A Regret (pauses and laughs). Regret. I wish I could have made many more films. I got a lot of offers after 36 Chowringhee Lane, but I took my time. I hadn’t started thinking of myself as a filmmaker after 36 Chowringhee Lane. I felt I’d made one film, that didn’t mean I had to make another one. With Paroma, I found a subject for my second film. After it, I was hailed as a feminist messiah. If I had stuck to feminist subjects, I would have got funding more easily, especially from abroad. But I’m not the kind of person who likes to fall into a slot. If I had known that filmmaking was going to be my all-consuming passion, I would have made more films. It’s also rather difficult for a woman. Not because people don’t take you seriously, but because my kind of films don’t get funding. I had been in mainstream cinema for a long time as an actor and it was because I couldn’t take it anymore that I began making my own films.
Secondly, I was bringing up two daughters single-handedly since I was divorced. I acted in a lot of plays at the time to keep the home fires burning. Those were creatively wasted years. Being a woman and not having a wife to take care of the home was tough. I still remember during Paroma, I was trying to feed little Konkana and telling my assistant that I wanted my next shot to be a trolley shot.
QYour next film, Iti Mrinalini, is about an actress looking back on her life, with Konkana playing the younger you. How autobiographical is it?

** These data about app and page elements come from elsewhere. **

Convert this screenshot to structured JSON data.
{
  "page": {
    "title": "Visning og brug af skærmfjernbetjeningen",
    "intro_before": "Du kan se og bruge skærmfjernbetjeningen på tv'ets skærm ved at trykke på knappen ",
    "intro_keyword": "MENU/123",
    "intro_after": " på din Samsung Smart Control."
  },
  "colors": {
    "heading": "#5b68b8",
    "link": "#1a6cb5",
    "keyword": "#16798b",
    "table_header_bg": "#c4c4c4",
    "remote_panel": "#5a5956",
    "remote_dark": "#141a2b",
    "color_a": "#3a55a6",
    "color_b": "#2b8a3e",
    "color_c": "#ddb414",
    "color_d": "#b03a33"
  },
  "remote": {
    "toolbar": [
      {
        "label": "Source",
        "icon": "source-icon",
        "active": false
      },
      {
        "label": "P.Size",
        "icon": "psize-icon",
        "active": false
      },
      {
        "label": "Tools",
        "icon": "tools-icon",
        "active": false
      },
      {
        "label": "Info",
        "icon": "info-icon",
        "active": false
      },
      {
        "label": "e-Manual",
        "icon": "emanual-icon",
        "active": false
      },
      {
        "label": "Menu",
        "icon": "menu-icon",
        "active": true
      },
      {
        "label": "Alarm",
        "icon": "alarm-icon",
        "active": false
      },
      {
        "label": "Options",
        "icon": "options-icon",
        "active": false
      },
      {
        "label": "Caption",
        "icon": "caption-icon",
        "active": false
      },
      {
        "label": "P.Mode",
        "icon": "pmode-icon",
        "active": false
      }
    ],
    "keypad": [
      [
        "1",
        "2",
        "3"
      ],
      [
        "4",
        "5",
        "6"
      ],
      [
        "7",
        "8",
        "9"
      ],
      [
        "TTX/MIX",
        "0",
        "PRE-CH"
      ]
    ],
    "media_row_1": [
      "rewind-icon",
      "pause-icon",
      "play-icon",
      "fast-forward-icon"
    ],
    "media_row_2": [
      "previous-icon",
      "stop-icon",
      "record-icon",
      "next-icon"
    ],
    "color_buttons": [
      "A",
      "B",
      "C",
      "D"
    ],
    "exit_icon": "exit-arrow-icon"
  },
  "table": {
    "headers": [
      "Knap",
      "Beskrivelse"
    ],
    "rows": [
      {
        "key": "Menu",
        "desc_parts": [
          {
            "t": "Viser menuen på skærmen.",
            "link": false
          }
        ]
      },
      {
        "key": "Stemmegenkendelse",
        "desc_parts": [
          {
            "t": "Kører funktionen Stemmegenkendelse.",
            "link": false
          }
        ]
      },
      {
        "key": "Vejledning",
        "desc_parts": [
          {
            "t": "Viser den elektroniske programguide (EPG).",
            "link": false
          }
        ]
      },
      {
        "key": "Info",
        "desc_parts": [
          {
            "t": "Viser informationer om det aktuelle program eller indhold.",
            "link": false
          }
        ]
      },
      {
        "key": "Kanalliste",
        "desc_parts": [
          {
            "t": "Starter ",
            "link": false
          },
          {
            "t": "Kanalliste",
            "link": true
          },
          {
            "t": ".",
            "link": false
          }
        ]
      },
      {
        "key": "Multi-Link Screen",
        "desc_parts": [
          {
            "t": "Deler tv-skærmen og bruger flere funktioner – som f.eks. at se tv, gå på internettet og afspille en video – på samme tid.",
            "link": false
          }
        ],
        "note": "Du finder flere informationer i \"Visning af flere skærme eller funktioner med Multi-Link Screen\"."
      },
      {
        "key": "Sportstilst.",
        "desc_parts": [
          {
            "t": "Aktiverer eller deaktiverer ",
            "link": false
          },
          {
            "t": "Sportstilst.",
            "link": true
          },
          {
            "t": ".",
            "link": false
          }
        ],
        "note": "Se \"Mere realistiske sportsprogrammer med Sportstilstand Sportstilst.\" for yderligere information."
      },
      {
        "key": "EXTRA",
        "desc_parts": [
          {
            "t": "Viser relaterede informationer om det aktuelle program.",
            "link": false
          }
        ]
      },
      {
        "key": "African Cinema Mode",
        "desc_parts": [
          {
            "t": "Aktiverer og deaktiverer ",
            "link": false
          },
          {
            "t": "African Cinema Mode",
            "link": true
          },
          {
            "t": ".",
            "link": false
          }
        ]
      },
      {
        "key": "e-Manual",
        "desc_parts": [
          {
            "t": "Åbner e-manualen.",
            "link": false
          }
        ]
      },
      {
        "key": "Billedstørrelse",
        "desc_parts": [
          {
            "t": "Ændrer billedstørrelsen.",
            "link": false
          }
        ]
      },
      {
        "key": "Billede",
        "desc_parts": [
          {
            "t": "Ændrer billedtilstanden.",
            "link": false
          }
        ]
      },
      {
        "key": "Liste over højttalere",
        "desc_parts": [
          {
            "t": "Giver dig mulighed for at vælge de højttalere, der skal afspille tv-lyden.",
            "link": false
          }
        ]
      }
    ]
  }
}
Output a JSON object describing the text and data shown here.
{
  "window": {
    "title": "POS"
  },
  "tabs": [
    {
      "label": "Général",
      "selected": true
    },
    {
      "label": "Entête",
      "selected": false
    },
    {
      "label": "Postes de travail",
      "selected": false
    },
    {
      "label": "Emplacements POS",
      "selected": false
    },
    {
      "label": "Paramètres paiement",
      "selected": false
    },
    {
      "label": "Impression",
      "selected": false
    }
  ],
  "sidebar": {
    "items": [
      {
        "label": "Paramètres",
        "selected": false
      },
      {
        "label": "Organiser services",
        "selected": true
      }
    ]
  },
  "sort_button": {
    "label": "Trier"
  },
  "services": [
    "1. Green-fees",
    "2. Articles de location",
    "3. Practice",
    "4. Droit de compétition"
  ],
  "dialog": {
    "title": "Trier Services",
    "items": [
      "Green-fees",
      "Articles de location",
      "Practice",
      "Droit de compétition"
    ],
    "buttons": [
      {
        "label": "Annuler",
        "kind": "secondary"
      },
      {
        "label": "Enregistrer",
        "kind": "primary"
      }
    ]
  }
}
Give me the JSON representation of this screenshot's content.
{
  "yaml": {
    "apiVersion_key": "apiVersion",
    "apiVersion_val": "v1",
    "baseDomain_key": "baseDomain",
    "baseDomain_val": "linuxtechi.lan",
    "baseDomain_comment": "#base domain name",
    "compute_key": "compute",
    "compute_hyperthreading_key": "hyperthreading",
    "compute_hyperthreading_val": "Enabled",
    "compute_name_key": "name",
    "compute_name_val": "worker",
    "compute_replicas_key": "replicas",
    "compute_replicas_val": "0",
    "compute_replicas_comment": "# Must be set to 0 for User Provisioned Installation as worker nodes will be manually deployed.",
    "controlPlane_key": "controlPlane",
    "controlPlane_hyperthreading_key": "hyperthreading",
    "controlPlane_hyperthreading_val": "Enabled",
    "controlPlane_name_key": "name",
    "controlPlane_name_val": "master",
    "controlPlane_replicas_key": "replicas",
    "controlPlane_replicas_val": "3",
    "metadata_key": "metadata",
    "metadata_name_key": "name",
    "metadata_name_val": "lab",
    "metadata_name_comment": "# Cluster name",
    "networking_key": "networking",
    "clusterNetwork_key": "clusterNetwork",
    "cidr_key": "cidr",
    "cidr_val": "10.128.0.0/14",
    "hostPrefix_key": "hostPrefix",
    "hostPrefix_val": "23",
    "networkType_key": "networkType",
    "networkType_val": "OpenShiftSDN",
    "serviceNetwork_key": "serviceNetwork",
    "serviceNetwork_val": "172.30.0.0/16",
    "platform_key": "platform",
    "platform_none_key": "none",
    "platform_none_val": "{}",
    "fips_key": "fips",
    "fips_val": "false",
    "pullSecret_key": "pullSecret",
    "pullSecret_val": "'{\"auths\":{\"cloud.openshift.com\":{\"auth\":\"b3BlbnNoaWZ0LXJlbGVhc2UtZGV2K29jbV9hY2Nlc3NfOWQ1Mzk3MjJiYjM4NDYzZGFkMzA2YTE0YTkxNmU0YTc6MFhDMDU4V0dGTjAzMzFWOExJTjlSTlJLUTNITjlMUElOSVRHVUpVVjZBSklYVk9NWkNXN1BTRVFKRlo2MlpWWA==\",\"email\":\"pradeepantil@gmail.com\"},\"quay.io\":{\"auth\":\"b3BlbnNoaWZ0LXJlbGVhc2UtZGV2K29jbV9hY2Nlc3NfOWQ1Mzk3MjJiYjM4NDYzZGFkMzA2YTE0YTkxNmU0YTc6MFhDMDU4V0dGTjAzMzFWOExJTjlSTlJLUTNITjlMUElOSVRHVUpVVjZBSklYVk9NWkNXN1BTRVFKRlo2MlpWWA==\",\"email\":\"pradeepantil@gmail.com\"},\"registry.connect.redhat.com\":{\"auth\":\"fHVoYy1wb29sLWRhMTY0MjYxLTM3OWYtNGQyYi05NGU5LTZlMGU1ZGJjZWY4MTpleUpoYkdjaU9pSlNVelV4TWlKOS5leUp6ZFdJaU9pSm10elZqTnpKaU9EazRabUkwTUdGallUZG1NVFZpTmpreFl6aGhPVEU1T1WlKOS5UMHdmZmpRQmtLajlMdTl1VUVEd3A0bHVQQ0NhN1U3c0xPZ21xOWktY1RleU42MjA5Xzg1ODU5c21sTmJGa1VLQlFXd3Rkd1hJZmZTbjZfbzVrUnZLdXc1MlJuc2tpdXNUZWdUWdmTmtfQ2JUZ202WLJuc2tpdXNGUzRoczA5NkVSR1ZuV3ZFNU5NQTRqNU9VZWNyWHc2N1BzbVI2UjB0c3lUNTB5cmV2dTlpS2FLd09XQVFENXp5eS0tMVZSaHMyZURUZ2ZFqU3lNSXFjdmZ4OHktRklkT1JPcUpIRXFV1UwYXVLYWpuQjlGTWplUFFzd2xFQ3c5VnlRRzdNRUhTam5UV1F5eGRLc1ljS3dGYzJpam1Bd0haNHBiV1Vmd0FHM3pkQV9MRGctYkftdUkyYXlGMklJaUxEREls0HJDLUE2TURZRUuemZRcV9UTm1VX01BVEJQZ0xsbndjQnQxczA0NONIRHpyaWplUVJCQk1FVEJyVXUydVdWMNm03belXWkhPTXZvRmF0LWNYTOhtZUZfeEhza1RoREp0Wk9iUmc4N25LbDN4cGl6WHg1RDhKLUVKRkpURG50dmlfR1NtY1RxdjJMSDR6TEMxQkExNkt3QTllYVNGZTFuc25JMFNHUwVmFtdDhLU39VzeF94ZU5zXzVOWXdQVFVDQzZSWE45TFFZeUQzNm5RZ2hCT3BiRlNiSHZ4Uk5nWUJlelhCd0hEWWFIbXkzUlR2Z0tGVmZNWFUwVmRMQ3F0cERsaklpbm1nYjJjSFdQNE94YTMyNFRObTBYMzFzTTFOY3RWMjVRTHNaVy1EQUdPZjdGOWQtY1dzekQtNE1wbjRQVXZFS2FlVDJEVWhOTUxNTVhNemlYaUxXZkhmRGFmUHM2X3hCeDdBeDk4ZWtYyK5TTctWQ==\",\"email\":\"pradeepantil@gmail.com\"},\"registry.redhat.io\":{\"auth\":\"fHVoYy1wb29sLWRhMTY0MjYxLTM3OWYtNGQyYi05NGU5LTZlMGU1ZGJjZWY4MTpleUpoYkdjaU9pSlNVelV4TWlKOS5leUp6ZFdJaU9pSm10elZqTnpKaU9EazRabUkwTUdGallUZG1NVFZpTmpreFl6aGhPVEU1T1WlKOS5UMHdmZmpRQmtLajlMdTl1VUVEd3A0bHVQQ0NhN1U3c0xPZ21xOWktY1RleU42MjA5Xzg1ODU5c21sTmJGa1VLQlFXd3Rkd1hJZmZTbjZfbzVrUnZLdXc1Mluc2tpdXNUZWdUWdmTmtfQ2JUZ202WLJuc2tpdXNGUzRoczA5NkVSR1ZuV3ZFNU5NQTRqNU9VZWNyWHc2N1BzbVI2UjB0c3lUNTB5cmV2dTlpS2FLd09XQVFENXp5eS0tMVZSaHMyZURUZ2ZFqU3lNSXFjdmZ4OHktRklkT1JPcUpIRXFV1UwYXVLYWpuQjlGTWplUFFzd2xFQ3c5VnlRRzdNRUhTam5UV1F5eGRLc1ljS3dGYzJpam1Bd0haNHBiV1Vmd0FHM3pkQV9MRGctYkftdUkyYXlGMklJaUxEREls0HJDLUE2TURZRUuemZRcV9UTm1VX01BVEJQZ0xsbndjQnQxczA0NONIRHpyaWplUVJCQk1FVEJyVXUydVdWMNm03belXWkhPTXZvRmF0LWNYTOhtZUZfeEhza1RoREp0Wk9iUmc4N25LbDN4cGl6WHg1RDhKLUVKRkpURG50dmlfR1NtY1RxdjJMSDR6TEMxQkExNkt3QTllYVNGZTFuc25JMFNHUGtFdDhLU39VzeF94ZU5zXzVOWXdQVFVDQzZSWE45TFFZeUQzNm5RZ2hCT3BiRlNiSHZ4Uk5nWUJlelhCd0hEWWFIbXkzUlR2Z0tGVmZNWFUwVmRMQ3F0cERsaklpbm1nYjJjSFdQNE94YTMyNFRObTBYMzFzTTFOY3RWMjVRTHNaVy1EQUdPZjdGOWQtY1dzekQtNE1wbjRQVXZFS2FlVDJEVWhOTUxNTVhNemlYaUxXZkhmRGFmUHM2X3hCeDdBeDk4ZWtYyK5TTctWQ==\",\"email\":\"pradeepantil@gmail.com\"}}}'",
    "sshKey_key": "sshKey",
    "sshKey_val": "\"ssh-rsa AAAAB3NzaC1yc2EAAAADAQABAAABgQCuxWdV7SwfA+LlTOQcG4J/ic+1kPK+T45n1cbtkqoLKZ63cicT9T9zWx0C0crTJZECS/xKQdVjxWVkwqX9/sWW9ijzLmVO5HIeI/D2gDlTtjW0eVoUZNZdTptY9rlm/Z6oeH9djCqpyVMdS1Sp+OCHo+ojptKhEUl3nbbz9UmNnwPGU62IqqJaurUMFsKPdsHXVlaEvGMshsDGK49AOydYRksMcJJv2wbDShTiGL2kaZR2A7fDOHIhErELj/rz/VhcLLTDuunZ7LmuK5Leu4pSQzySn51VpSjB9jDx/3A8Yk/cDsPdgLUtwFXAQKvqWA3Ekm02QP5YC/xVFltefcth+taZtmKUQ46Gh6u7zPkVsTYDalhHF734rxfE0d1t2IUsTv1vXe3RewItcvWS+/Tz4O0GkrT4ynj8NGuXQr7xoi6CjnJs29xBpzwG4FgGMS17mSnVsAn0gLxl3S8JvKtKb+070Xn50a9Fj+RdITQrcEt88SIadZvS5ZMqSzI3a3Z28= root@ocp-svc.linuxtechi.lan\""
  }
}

A It’s autobiographical, but not a history of my life. I’ve been through all those experiences of shooting in the mainstream film industry. It’s also about other people in difficult relationships. There’s an autobiographical element in the kind of person she is. She’s a film buff, bit of an intellectual who gets into mainstream cinema. Her love of literature is very like mine.
QYour father is a film critic. You cut your milk teeth on cinema?
A The first Bengali film I saw was Pather Panchali. Before that, I was allowed to watch the Marx brothers and Chaplin. I remember there was a balcony in the house I grew up in. My parents were founder members of the Calcutta Film Society and there was an 8 mm projector brought in, and members would come. We would sit and watch Russian classics. We cut our teeth on films like Battleship Potemkin and Ivan The Terrible (laughs), The Passion of Joan of Arc and (Ingmar) Bergman’s The Seventh Seal. That’s what we grew up on. So can you imagine after that, when I started acting in mainstream cinema, how I got more and more frustrated?
Mind you, this is not to say that mainstream cinema hasn’t given me anything. It’s given me an identity. When I wanted to make a film and I approached Shashi Kapoor, I could be sure of at least a hearing. There are so many talented filmmakers who don’t even get that. I’m grateful for my identity as an actress.